As we commemorate the 100th anniversary of the landing at Anzac Cove, DNA experts are working to identify Australian soldiers who died during another World War 1 conflict.
The 1916 Battle of Fromelles in Northern France is recognised as the worst day in Australia’s military history. After just 12 hours of battle, 5,533 Australian soldiers were dead.
Now the fight is on to identify the remains of our soldiers still lying in that foreign field. At the forefront of the campaign is, Kirsty Wright, an internationally renowned DNA profiling expert and Griffith University’s Senior Lecturer in Forensic Biology.
Kirsty Wright leads a team of forensic specialists within the Australian Defence Force, who are dedicated to identifying soldiers still missing in action from World War 1, World War 2 and the Korea War. The last Australian soldier in Vietnam was brought home in 2009, but more than 35,000 remain missing in action in Europe and the Asia-Pacific region. It is the job of the Unrecovered War Casualties-Army (UWC-A) to investigate any remains which may be those of an Australian soldier, and where possible give them back their identity.
“The UWC-A is a team of really dedicated people committed to finding our lost heroes,” Kirsty said.
“The team brings together the best experts in their fields including, military investigators, historical researchers, archaeologists, forensic anthropologists, forensic dentists, forensic biologists, site managers and scene photographers.”
“They often trek into remote locations, to the sites of historical battle fields, where they unearth soldiers who have been
undisturbed since they fell.”
Advances in forensic science are increasingly helping the UWC-A overcome two main limitations to their work; age of the remains, which in some cases are almost 100 years old; and harsh environmental factors which can result in highly degraded or only partial remains.

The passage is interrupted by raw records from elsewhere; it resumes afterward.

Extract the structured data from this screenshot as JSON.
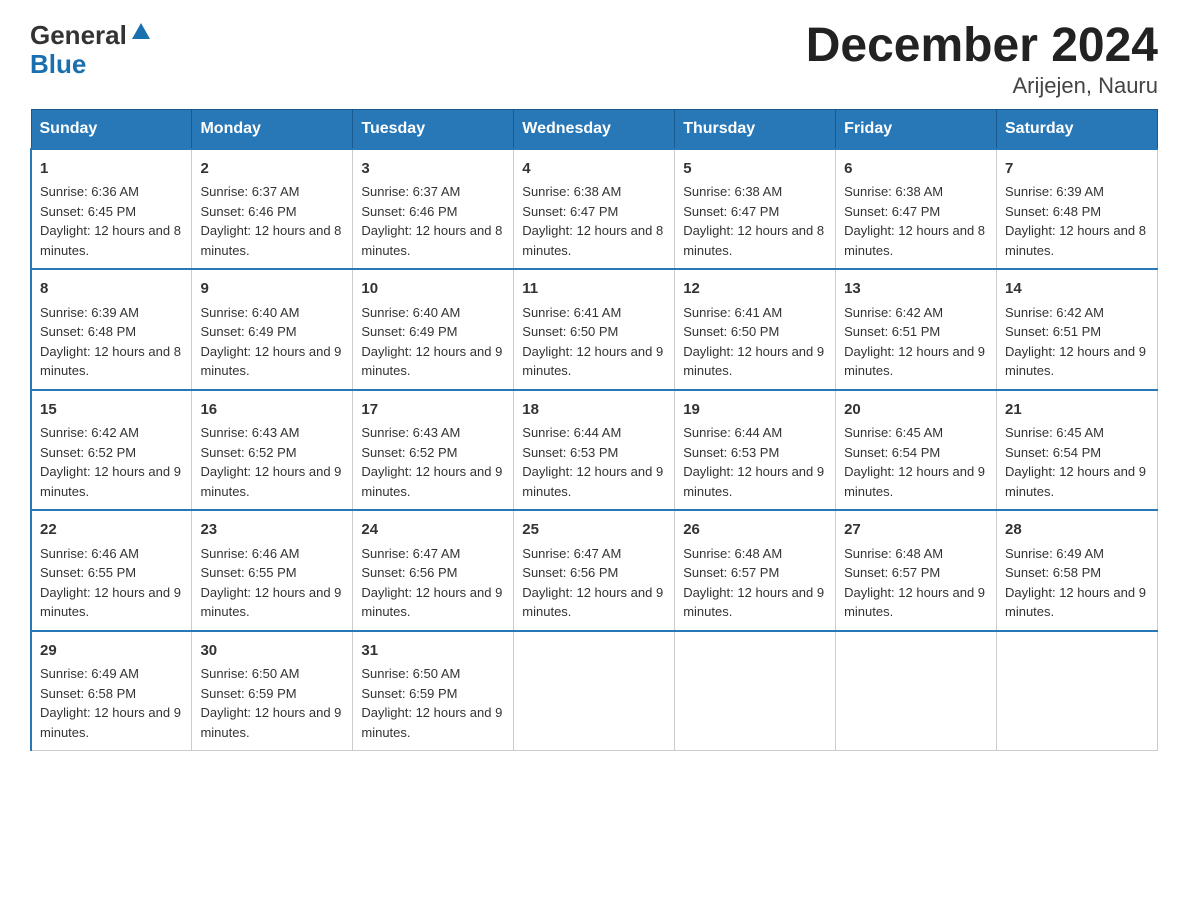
{
  "logo": {
    "top": "General",
    "bottom": "Blue"
  },
  "title": "December 2024",
  "subtitle": "Arijejen, Nauru",
  "days_of_week": [
    "Sunday",
    "Monday",
    "Tuesday",
    "Wednesday",
    "Thursday",
    "Friday",
    "Saturday"
  ],
  "weeks": [
    [
      {
        "day": "1",
        "sunrise": "6:36 AM",
        "sunset": "6:45 PM",
        "daylight": "12 hours and 8 minutes."
      },
      {
        "day": "2",
        "sunrise": "6:37 AM",
        "sunset": "6:46 PM",
        "daylight": "12 hours and 8 minutes."
      },
      {
        "day": "3",
        "sunrise": "6:37 AM",
        "sunset": "6:46 PM",
        "daylight": "12 hours and 8 minutes."
      },
      {
        "day": "4",
        "sunrise": "6:38 AM",
        "sunset": "6:47 PM",
        "daylight": "12 hours and 8 minutes."
      },
      {
        "day": "5",
        "sunrise": "6:38 AM",
        "sunset": "6:47 PM",
        "daylight": "12 hours and 8 minutes."
      },
      {
        "day": "6",
        "sunrise": "6:38 AM",
        "sunset": "6:47 PM",
        "daylight": "12 hours and 8 minutes."
      },
      {
        "day": "7",
        "sunrise": "6:39 AM",
        "sunset": "6:48 PM",
        "daylight": "12 hours and 8 minutes."
      }
    ],
    [
      {
        "day": "8",
        "sunrise": "6:39 AM",
        "sunset": "6:48 PM",
        "daylight": "12 hours and 8 minutes."
      },
      {
        "day": "9",
        "sunrise": "6:40 AM",
        "sunset": "6:49 PM",
        "daylight": "12 hours and 9 minutes."
      },
      {
        "day": "10",
        "sunrise": "6:40 AM",
        "sunset": "6:49 PM",
        "daylight": "12 hours and 9 minutes."
      },
      {
        "day": "11",
        "sunrise": "6:41 AM",
        "sunset": "6:50 PM",
        "daylight": "12 hours and 9 minutes."
      },
      {
        "day": "12",
        "sunrise": "6:41 AM",
        "sunset": "6:50 PM",
        "daylight": "12 hours and 9 minutes."
      },
      {
        "day": "13",
        "sunrise": "6:42 AM",
        "sunset": "6:51 PM",
        "daylight": "12 hours and 9 minutes."
      },
      {
        "day": "14",
        "sunrise": "6:42 AM",
        "sunset": "6:51 PM",
        "daylight": "12 hours and 9 minutes."
      }
    ],
    [
      {
        "day": "15",
        "sunrise": "6:42 AM",
        "sunset": "6:52 PM",
        "daylight": "12 hours and 9 minutes."
      },
      {
        "day": "16",
        "sunrise": "6:43 AM",
        "sunset": "6:52 PM",
        "daylight": "12 hours and 9 minutes."
      },
      {
        "day": "17",
        "sunrise": "6:43 AM",
        "sunset": "6:52 PM",
        "daylight": "12 hours and 9 minutes."
      },
      {
        "day": "18",
        "sunrise": "6:44 AM",
        "sunset": "6:53 PM",
        "daylight": "12 hours and 9 minutes."
      },
      {
        "day": "19",
        "sunrise": "6:44 AM",
        "sunset": "6:53 PM",
        "daylight": "12 hours and 9 minutes."
      },
      {
        "day": "20",
        "sunrise": "6:45 AM",
        "sunset": "6:54 PM",
        "daylight": "12 hours and 9 minutes."
      },
      {
        "day": "21",
        "sunrise": "6:45 AM",
        "sunset": "6:54 PM",
        "daylight": "12 hours and 9 minutes."
      }
    ],
    [
      {
        "day": "22",
        "sunrise": "6:46 AM",
        "sunset": "6:55 PM",
        "daylight": "12 hours and 9 minutes."
      },
      {
        "day": "23",
        "sunrise": "6:46 AM",
        "sunset": "6:55 PM",
        "daylight": "12 hours and 9 minutes."
      },
      {
        "day": "24",
        "sunrise": "6:47 AM",
        "sunset": "6:56 PM",
        "daylight": "12 hours and 9 minutes."
      },
      {
        "day": "25",
        "sunrise": "6:47 AM",
        "sunset": "6:56 PM",
        "daylight": "12 hours and 9 minutes."
      },
      {
        "day": "26",
        "sunrise": "6:48 AM",
        "sunset": "6:57 PM",
        "daylight": "12 hours and 9 minutes."
      },
      {
        "day": "27",
        "sunrise": "6:48 AM",
        "sunset": "6:57 PM",
        "daylight": "12 hours and 9 minutes."
      },
      {
        "day": "28",
        "sunrise": "6:49 AM",
        "sunset": "6:58 PM",
        "daylight": "12 hours and 9 minutes."
      }
    ],
    [
      {
        "day": "29",
        "sunrise": "6:49 AM",
        "sunset": "6:58 PM",
        "daylight": "12 hours and 9 minutes."
      },
      {
        "day": "30",
        "sunrise": "6:50 AM",
        "sunset": "6:59 PM",
        "daylight": "12 hours and 9 minutes."
      },
      {
        "day": "31",
        "sunrise": "6:50 AM",
        "sunset": "6:59 PM",
        "daylight": "12 hours and 9 minutes."
      },
      null,
      null,
      null,
      null
    ]
  ],
  "labels": {
    "sunrise": "Sunrise:",
    "sunset": "Sunset:",
    "daylight": "Daylight:"
  }
}
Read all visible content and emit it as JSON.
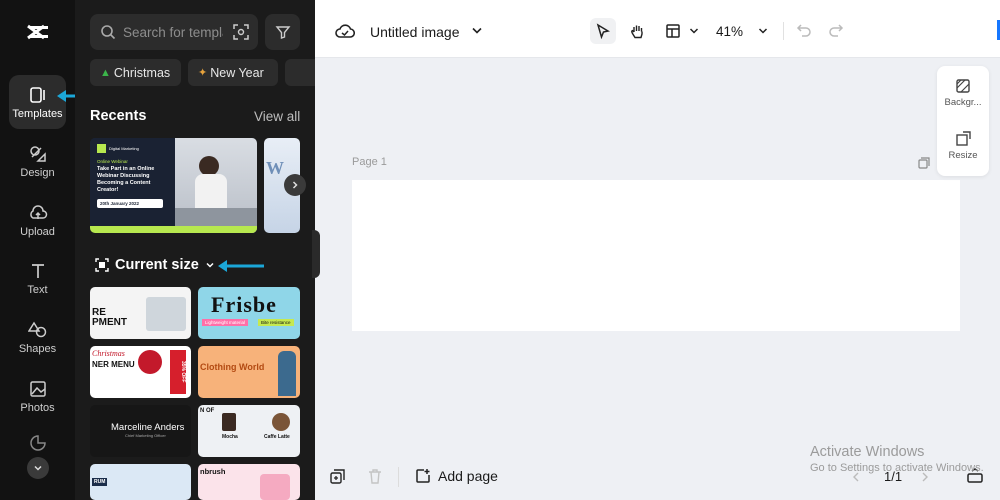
{
  "sidebar": {
    "items": [
      {
        "label": "Templates",
        "icon": "templates-icon"
      },
      {
        "label": "Design",
        "icon": "design-icon"
      },
      {
        "label": "Upload",
        "icon": "upload-icon"
      },
      {
        "label": "Text",
        "icon": "text-icon"
      },
      {
        "label": "Shapes",
        "icon": "shapes-icon"
      },
      {
        "label": "Photos",
        "icon": "photos-icon"
      }
    ]
  },
  "panel": {
    "search_placeholder": "Search for templates",
    "chips": [
      "Christmas",
      "New Year"
    ],
    "recents_title": "Recents",
    "view_all": "View all",
    "recent_card": {
      "brand": "Digital Marketing",
      "tag": "Online Webinar",
      "headline": "Take Part in an Online Webinar Discussing Becoming a Content Creator!",
      "date": "20th January 2022"
    },
    "current_size_label": "Current size",
    "grid": [
      {
        "text1": "RE",
        "text2": "PMENT"
      },
      {
        "text1": "Frisbe",
        "text2": "Lightweight material",
        "text3": "Bite resistance"
      },
      {
        "text1": "Christmas",
        "text2": "NER MENU",
        "text3": "35% OFF"
      },
      {
        "text1": "Clothing World"
      },
      {
        "text1": "Marceline Anders",
        "text2": "Chief Marketing Officer"
      },
      {
        "text1": "N OF",
        "text2": "Mocha",
        "text3": "Caffe Latte"
      },
      {
        "text1": "RUM"
      },
      {
        "text1": "nbrush"
      }
    ]
  },
  "topbar": {
    "title": "Untitled image",
    "zoom": "41%"
  },
  "canvas": {
    "page_label": "Page 1"
  },
  "side_tools": {
    "background": "Backgr...",
    "resize": "Resize"
  },
  "bottombar": {
    "add_page": "Add page",
    "page_number": "1/1"
  },
  "watermark": {
    "line1": "Activate Windows",
    "line2": "Go to Settings to activate Windows."
  },
  "colors": {
    "accent_cyan": "#1ba7d8",
    "rail_bg": "#121212",
    "panel_bg": "#1b1b1b"
  }
}
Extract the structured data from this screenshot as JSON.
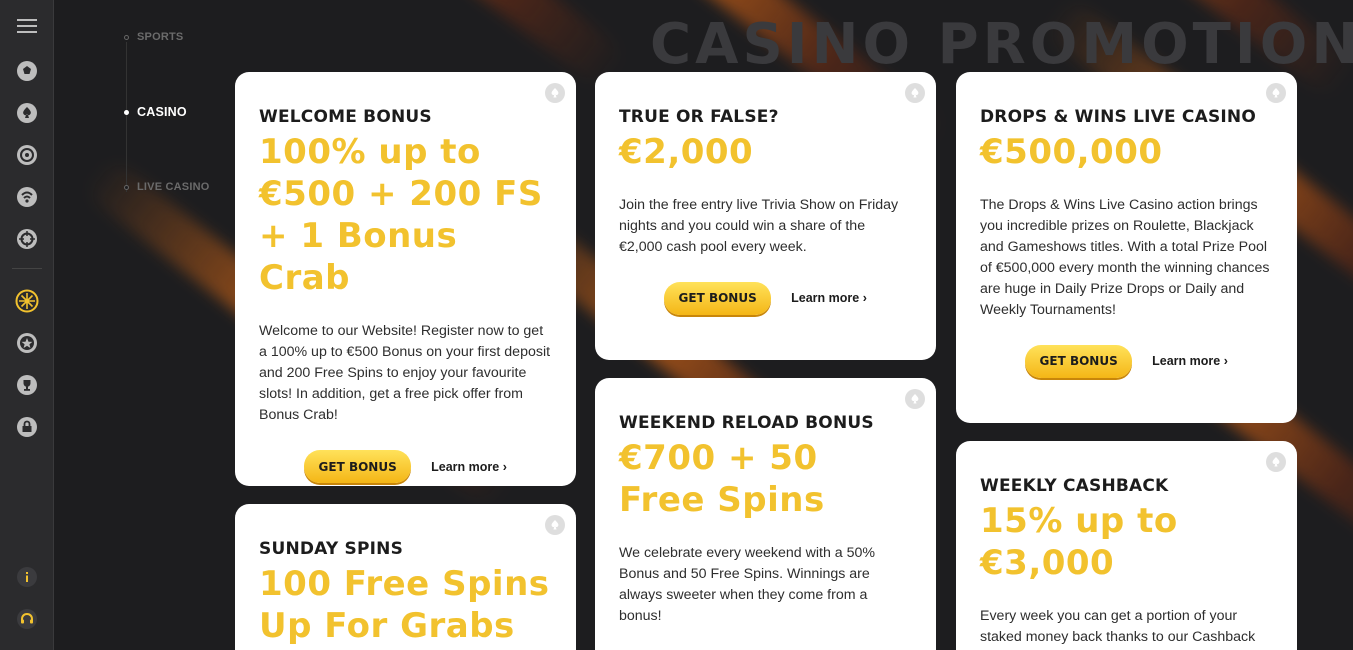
{
  "page": {
    "hero_title": "CASINO PROMOTIONS"
  },
  "subnav": [
    {
      "label": "SPORTS",
      "active": false
    },
    {
      "label": "CASINO",
      "active": true
    },
    {
      "label": "LIVE CASINO",
      "active": false
    }
  ],
  "rail_icons": [
    "menu-icon",
    "soccer-ball-icon",
    "spade-icon",
    "roulette-icon",
    "live-broadcast-icon",
    "esports-icon",
    "promotions-icon",
    "star-badge-icon",
    "trophy-icon",
    "shop-icon",
    "info-icon",
    "support-headset-icon"
  ],
  "colors": {
    "accent_yellow": "#f2c22e",
    "background": "#1d1d1f",
    "card": "#ffffff",
    "rail": "#2b2b2d"
  },
  "cards": [
    {
      "title": "WELCOME BONUS",
      "amount": "100% up to €500 + 200 FS + 1 Bonus Crab",
      "desc": "Welcome to our Website! Register now to get a 100% up to €500 Bonus on your first deposit and 200 Free Spins to enjoy your favourite slots! In addition, get a free pick offer from Bonus Crab!",
      "button": "GET BONUS",
      "learn": "Learn more ›"
    },
    {
      "title": "TRUE OR FALSE?",
      "amount": "€2,000",
      "desc": "Join the free entry live Trivia Show on Friday nights and you could win a share of the €2,000 cash pool every week.",
      "button": "GET BONUS",
      "learn": "Learn more ›"
    },
    {
      "title": "DROPS & WINS LIVE CASINO",
      "amount": "€500,000",
      "desc": "The Drops & Wins Live Casino action brings you incredible prizes on Roulette, Blackjack and Gameshows titles. With a total Prize Pool of €500,000 every month the winning chances are huge in Daily Prize Drops or Daily and Weekly Tournaments!",
      "button": "GET BONUS",
      "learn": "Learn more ›"
    },
    {
      "title": "SUNDAY SPINS",
      "amount": "100 Free Spins Up For Grabs"
    },
    {
      "title": "WEEKEND RELOAD BONUS",
      "amount": "€700 + 50 Free Spins",
      "desc": "We celebrate every weekend with a 50% Bonus and 50 Free Spins. Winnings are always sweeter when they come from a bonus!"
    },
    {
      "title": "WEEKLY CASHBACK",
      "amount": "15% up to €3,000",
      "desc": "Every week you can get a portion of your staked money back thanks to our Cashback Bonus. Receive yours!"
    }
  ]
}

The Fromelles Project is just one example of how DNA evidence is being harnessed to help identify Australian soldiers from World War I. In 2009, the remains of 250 British and Australian soldiers were discovered. DNA testing provides a crucial role in this extraordinary forensic operation.
“Often close family relatives are no longer available as a DNA reference source, so we can’t use techniques that people might have seen on TV,” Kirsty said.
“Instead we use areas of DNA on the mitochondrial genome and the Y-chromosome which allow us to confirm identity through maternal and paternal relatives.”
To date, 124 Australian soldiers have been identified at Fromelles, with DNA assisting in 96 of those cases.
“I love being able to give someone back their identity, and ultimately see them returned to their family. At the same time, important information is being contributed to Australia’s military history,” Kirsty said.
Another project is focusing on the Kokoda Track in Papua New Guinea. Much of the fighting here during World War 2 was in close quarters which has resulted the remains of Japanese and Allied Forces soldiers being found in very close proximity. Mixing of military items and other artefacts can also make identifying a soldier’s origin unreliable.
Although anthropological and dental examinations have been successful in some cases, often ancestry information remains ambiguous, particularly where there are just partial remains. In these cases, DNA techniques are used.
To further advance the DNA testing capabilities, Kirsty also works with experts in ancient DNA at the Australian Centre for Ancient DNA (ACAD), University of Adelaide and the Environmental Forensics group at Griffith University.
The success of scientific breakthroughs in this field is not confined to cases from long ago. Kirsty and her colleagues at ACAD and UWC-A are regularly called upon by police to provide assistance; their knowledge and techniques being applied to difficult current cases of identification.
“Thanks to advancements in DNA technology and the research by ancient DNA labs, we can now get DNA profiles from the bones of unknown people that we once thought was impossible,’ Kirsty said.
“We can also look much deeper into someone’s DNA and start answering questions like where did this person come from, what did they look like and ultimately, who are they.
“I’m extremely proud to be involved in this cutting-edge research that is helping to advance DNA retrieval, and at the same time I have the opportunity to play my part in remembering and respecting our soldiers, laying them to rest and bringing closure to their families.”
Image courtesy of the Australian War Memorial